Task force seeks to educate CAMC staff about domestic violence
In West Virginia, a call is made to a domestic violence hotline nearly every nine minutes. About one-third of homicides in our state are related to domestic violence. It is affecting CAMC's patients, their families and our employees. As one of the state's largest hospitals and employers, CAMC is committed to educating staff and patients about domestic violence and to providing options for helping those affected.
After a few years' hiatus, the domestic violence task force at CAMC has started meeting again monthly. The group has more than 60 members from many departments – clinical and non-clinical. The group's objective is to identify needs for education, training and support about domestic violence for employees, so that they will know what to do when encountering a situation with a patient or a coworker.

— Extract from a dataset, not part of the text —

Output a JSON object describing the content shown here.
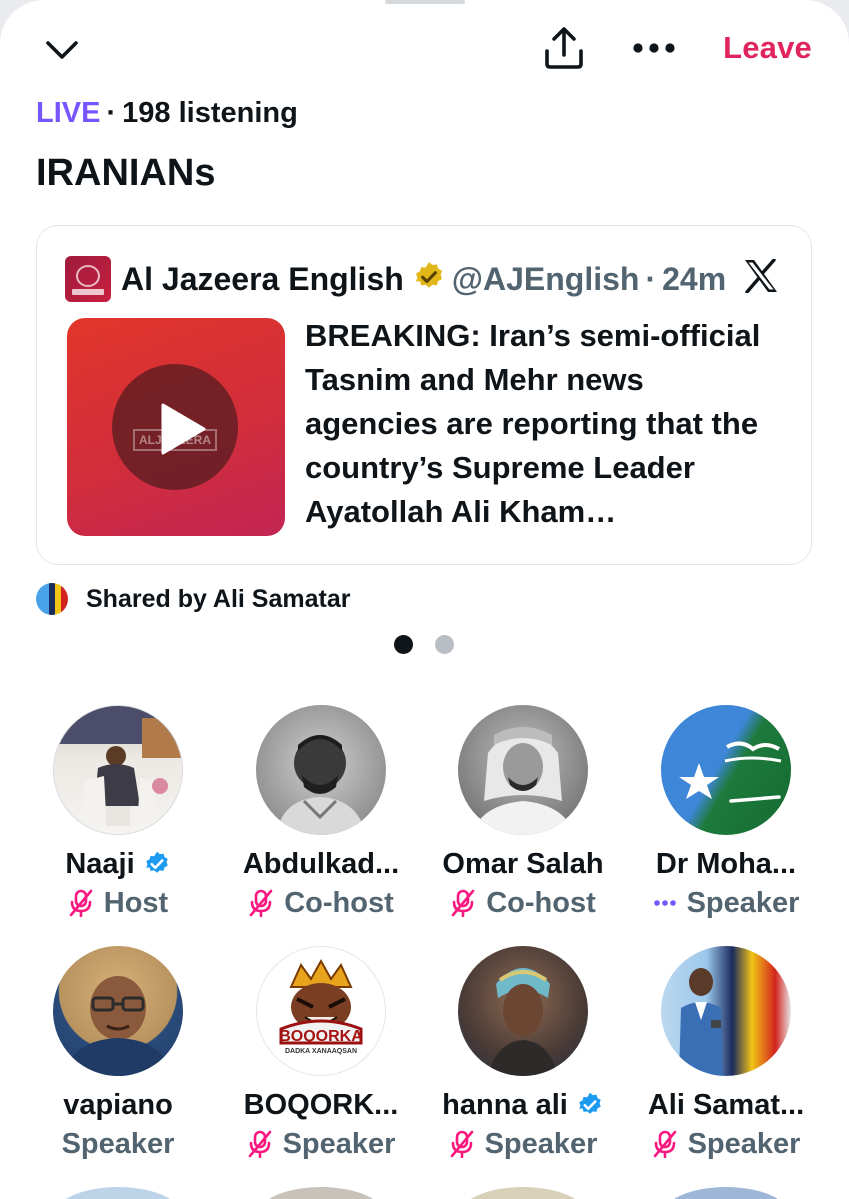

"As health professionals, it is important that we adhere to all regulatory standards for addressing domestic violence situations with our patients and their families," said Deb Mattingly, PT, task force lead. "We also need to be knowledgeable about the resources that are available to patients and coworkers who need help."

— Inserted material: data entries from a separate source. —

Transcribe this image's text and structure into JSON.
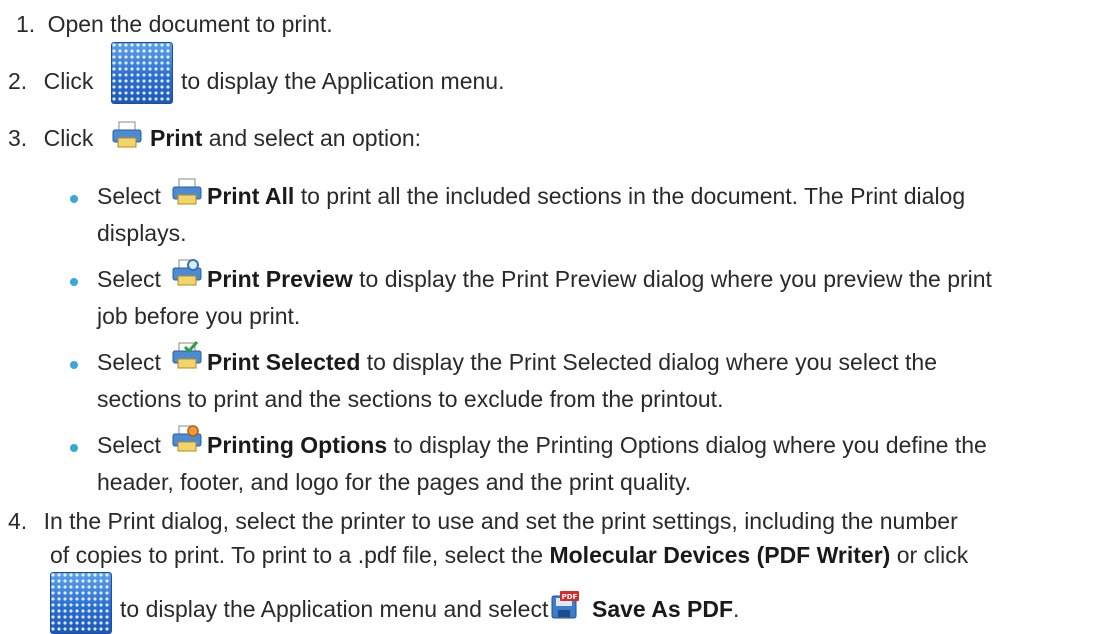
{
  "steps": {
    "s1": {
      "num": "1.",
      "text": "Open the document to print."
    },
    "s2": {
      "num": "2.",
      "pre": "Click",
      "post": "to display the Application menu."
    },
    "s3": {
      "num": "3.",
      "pre": "Click",
      "bold": "Print",
      "post": "and select an option:"
    },
    "options": [
      {
        "pre": "Select",
        "bold": "Print All",
        "line1": "to print all the included sections in the document. The Print dialog",
        "line2": "displays."
      },
      {
        "pre": "Select",
        "bold": "Print Preview",
        "line1": "to display the Print Preview dialog where you preview the print",
        "line2": "job before you print."
      },
      {
        "pre": "Select",
        "bold": "Print Selected",
        "line1": "to display the Print Selected dialog where you select the",
        "line2": "sections to print and the sections to exclude from the printout."
      },
      {
        "pre": "Select",
        "bold": "Printing Options",
        "line1": "to display the Printing Options dialog where you define the",
        "line2": "header, footer, and logo for the pages and the print quality."
      }
    ],
    "s4": {
      "num": "4.",
      "line1": "In the Print dialog, select the printer to use and set the print settings, including the number",
      "line2_pre": "of copies to print. To print to a .pdf file, select the",
      "line2_bold": "Molecular Devices (PDF Writer)",
      "line2_post": "or click",
      "line3_pre": "to display the Application menu and select",
      "line3_bold": "Save As PDF",
      "line3_post": "."
    }
  },
  "icons": {
    "application_menu": "application-menu-icon",
    "print": "printer-icon",
    "pdf_label": "PDF"
  }
}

The task force is currently working on several types of informational materials, including brochures, posters and table tents. Many departments have already received new posters and pocket cards about domestic violence. During the month of October, there will be table tents and cafeteria displays with more information.
The group is also working on educational opportunities for nurses and other clinicians. About 50 nurses from CAMC attended a training session in August about the West Virginia sexual assault kit procedures. Training more nurses to become forensic nurse examiners is also a priority, and the task force members continue to work with other community organizations toward this goal.
At OB/Gyn grand rounds on Oct. 23, Krista Fink, a domestic violence survivor, and Laurie Thompsen from the West Virginia Coalition Against Domestic Violence will speak. Laurie will also speak on Oct. 2 during "Ethics in the Round." The task force will also invite other speakers throughout the year.
If your department would like someone to come and speak about domestic violence issues, email email@example.com.If someone you know is in an abusive relationship, here's how you can help:
• Listen to the person
• Believe what they say
• Do not blame the victim
• Do not discriminate against them
• Keep what they tell you confidential
• Allow the person to make his or her own decisions
• Help the person seek assistance from a domestic violence advocate
• Don't give up
If you see an assault in progress, call 911. If you have questions about domestic violence, call the national 24-hour toll-free hotline at 1-800-799-SAFE (7233) or the closest domestic violence shelter in your region. In the Charleston area, call (304) 340-3549.